Saudi Prince Turki bin Abdul Aziz, former ambassador to Washington

Reports are emerging in international media which suggest around 3,000 soldiers and tanks have entered the southern city of Dara’a and taken up positions in the town.

The city had been largely peaceful since a civic delegation from the city presented their requests for reform to President al-Assad. The army and intelligence forces subsequently withdrew from the city.

In the north-east, unusual floods in Hassakeh led to the deaths of six people which the state news agency SANA said was the result of heavy rainfall over the weekend.

The region has been one of the worst affected by the drought, which in turn has been the worst and longest drought in over 40 years.

SANA reported the deaths of seven security personnel in Nawa at the weekend as well as two others in Moadamiya and Homs.

Accusations against the Lebanese Future Movement political bloc have taken a new turn, the London-based Palestinian daily Al-Quds Al-Arabi reports.

Former Lebanese MP Wiam Wahhab claims to be in possession of documents that show Saudi financing of a network of Lebanese politicians and disaffected Syrians which aims to overthrow the government.

Prince Turki bin Abdul Aziz, the Saudi royal allegedly behind the affair, has denied involvement of the Saudi government in Syria’s internal affairs.

Following the most wide-scale violence in Syria since protests began in March, international organisations have been calling for increasing pressure on the government.

The US-based rights organisation Human Rights Watch shifted its position from condemning apparent violent crackdowns on demonstrators, to calling for a UN inquiry and further sanctions from the EU and US, reports the Associated Press.

International pressure on Syria has been publicly mounting in recent weeks in the face of what President al-Assad called a “major conspiracy” against the country.

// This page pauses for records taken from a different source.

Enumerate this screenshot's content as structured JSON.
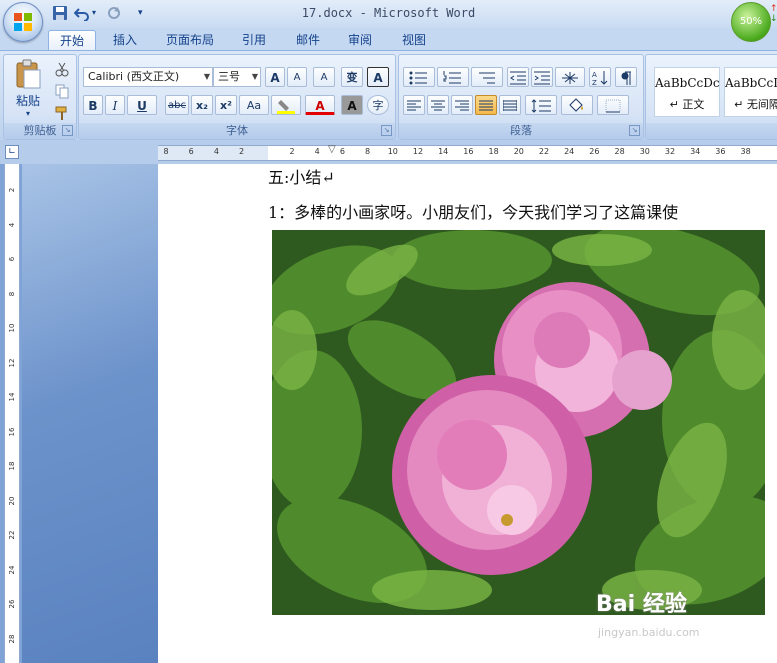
{
  "window": {
    "title": "17.docx - Microsoft Word",
    "network_widget": "50%"
  },
  "tabs": [
    "开始",
    "插入",
    "页面布局",
    "引用",
    "邮件",
    "审阅",
    "视图"
  ],
  "ribbon": {
    "clipboard": {
      "label": "剪贴板",
      "paste_label": "粘贴"
    },
    "font": {
      "label": "字体",
      "font_name": "Calibri (西文正文)",
      "font_size": "三号",
      "bold": "B",
      "italic": "I",
      "underline": "U",
      "strikethrough": "abc",
      "subscript": "x₂",
      "superscript": "x²",
      "change_case": "Aa",
      "font_color_letter": "A",
      "char_shading_letter": "A",
      "grow": "A",
      "shrink": "A",
      "clear_format": "A",
      "phonetic": "变",
      "char_border": "A",
      "enclose": "字"
    },
    "paragraph": {
      "label": "段落"
    },
    "styles": {
      "items": [
        {
          "sample": "AaBbCcDc",
          "name": "↵ 正文"
        },
        {
          "sample": "AaBbCcDc",
          "name": "↵ 无间隔"
        }
      ]
    }
  },
  "ruler": {
    "horizontal_ticks": [
      "8",
      "6",
      "4",
      "2",
      "",
      "2",
      "4",
      "6",
      "8",
      "10",
      "12",
      "14",
      "16",
      "18",
      "20",
      "22",
      "24",
      "26",
      "28",
      "30",
      "32",
      "34",
      "36",
      "38"
    ],
    "vertical_ticks": [
      "2",
      "4",
      "6",
      "8",
      "10",
      "12",
      "14",
      "16",
      "18",
      "20",
      "22",
      "24",
      "26",
      "28"
    ]
  },
  "document": {
    "heading": "五:小结↵",
    "paragraph": "1：多棒的小画家呀。小朋友们，今天我们学习了这篇课使"
  },
  "watermark": {
    "brand": "Bai 经验",
    "url": "jingyan.baidu.com"
  }
}
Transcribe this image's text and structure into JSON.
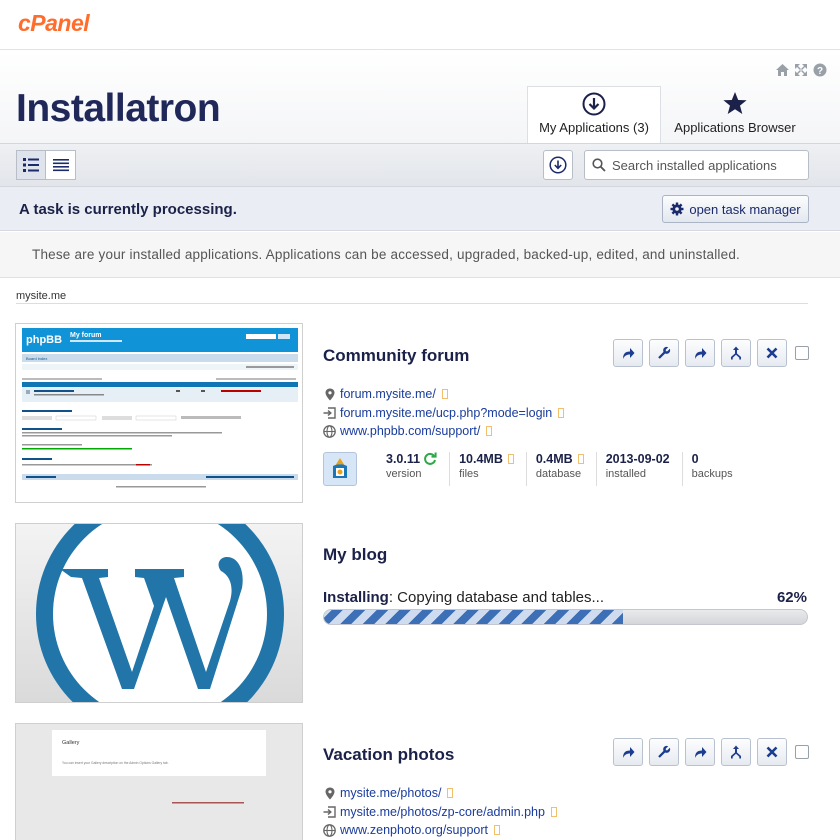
{
  "topbar": {
    "logo": "cPanel"
  },
  "header": {
    "brand": "Installatron",
    "tabs": [
      {
        "label": "My Applications (3)",
        "icon": "download-circle-icon",
        "active": true
      },
      {
        "label": "Applications Browser",
        "icon": "star-icon",
        "active": false
      }
    ],
    "top_icons": [
      "home-icon",
      "fullscreen-icon",
      "help-icon"
    ]
  },
  "toolbar": {
    "views": [
      "list-detail-view",
      "list-compact-view"
    ],
    "search_placeholder": "Search installed applications"
  },
  "task": {
    "message": "A task is currently processing.",
    "button_label": "open task manager"
  },
  "info": "These are your installed applications. Applications can be accessed, upgraded, backed-up, edited, and uninstalled.",
  "domain": "mysite.me",
  "apps": [
    {
      "title": "Community forum",
      "links": [
        "forum.mysite.me/",
        "forum.mysite.me/ucp.php?mode=login",
        "www.phpbb.com/support/"
      ],
      "stats": [
        {
          "value": "3.0.11",
          "label": "version"
        },
        {
          "value": "10.4MB",
          "label": "files"
        },
        {
          "value": "0.4MB",
          "label": "database"
        },
        {
          "value": "2013-09-02",
          "label": "installed"
        },
        {
          "value": "0",
          "label": "backups"
        }
      ],
      "thumb": {
        "logo": "phpBB",
        "title": "My forum",
        "text": "Board index"
      }
    },
    {
      "title": "My blog",
      "progress": {
        "status": "Installing",
        "message": ": Copying database and tables...",
        "percent_label": "62%",
        "percent": 62
      }
    },
    {
      "title": "Vacation photos",
      "links": [
        "mysite.me/photos/",
        "mysite.me/photos/zp-core/admin.php",
        "www.zenphoto.org/support"
      ],
      "thumb": {
        "title": "Gallery",
        "text": "You can insert your Gallery description on the Admin Options Gallery tab."
      }
    }
  ],
  "colors": {
    "brand": "#20285a",
    "accent": "#ff6c2c",
    "link": "#1a3c9c",
    "progress": "#3c6fb6"
  }
}
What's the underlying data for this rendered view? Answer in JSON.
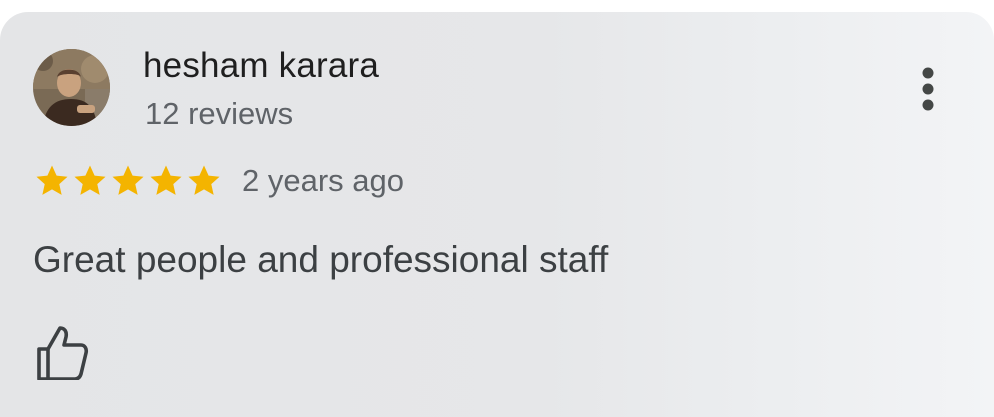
{
  "review": {
    "author_name": "hesham karara",
    "review_count": "12 reviews",
    "rating": 5,
    "rating_max": 5,
    "time_ago": "2 years ago",
    "text": "Great people and professional staff"
  },
  "icons": {
    "star": "star-icon",
    "more": "more-vert-icon",
    "like": "thumb-up-icon"
  },
  "colors": {
    "star": "#f4b400",
    "name": "#1f1f1f",
    "secondary": "#5f6368",
    "body": "#3c4043"
  }
}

Meanwhile Syrian lawyers, jurists, ‘human rights activists’ and religious clerics told SANA that excersising freedoms under the new laws cannot include acts of violence, which must be punished under criminal law.

According to a group of lawyers, the abolition of emergency law and the Supreme State Security Court “reflect a commitment to reforms” and “bolster the role of institutions” which has created “an atmosphere of satisfaction” within the judiciary.

In the past two days “dozens” of people have been reported missing and are suspected detained by the authorities following “Great Friday” – the name given by protesters to last Friday’s demonstrations.

In other news, following repeated calls for national unity by the government and declarations by the ‘local committees’ – groups claiming to represent the protest movement – against sectarian division, Christian leaders renewed calls for unity during Easter celebrations in the capital.

A small protest of around 300 people was held outside the Al-Jazeera news channel’s bureau in Damascus The state news agency quoted a protester saying "al-Jazeera is a kitchen of sedition and a factory of conspiracy."

Tishreen newspaper, and most other Syrian newspapers and TV channels, continue to report that ‘eyewitnesses’ who talk to the foreign media are impersonators whose aim is to broadcast misinformation.

The state-run daily also reported today that the uncle of one of the “martyrs” killed in Jouber said he believes his son was killed by “armed gangs” and not the security forces, as has been reported by Al-Jazeera.

Syria Today (Syria)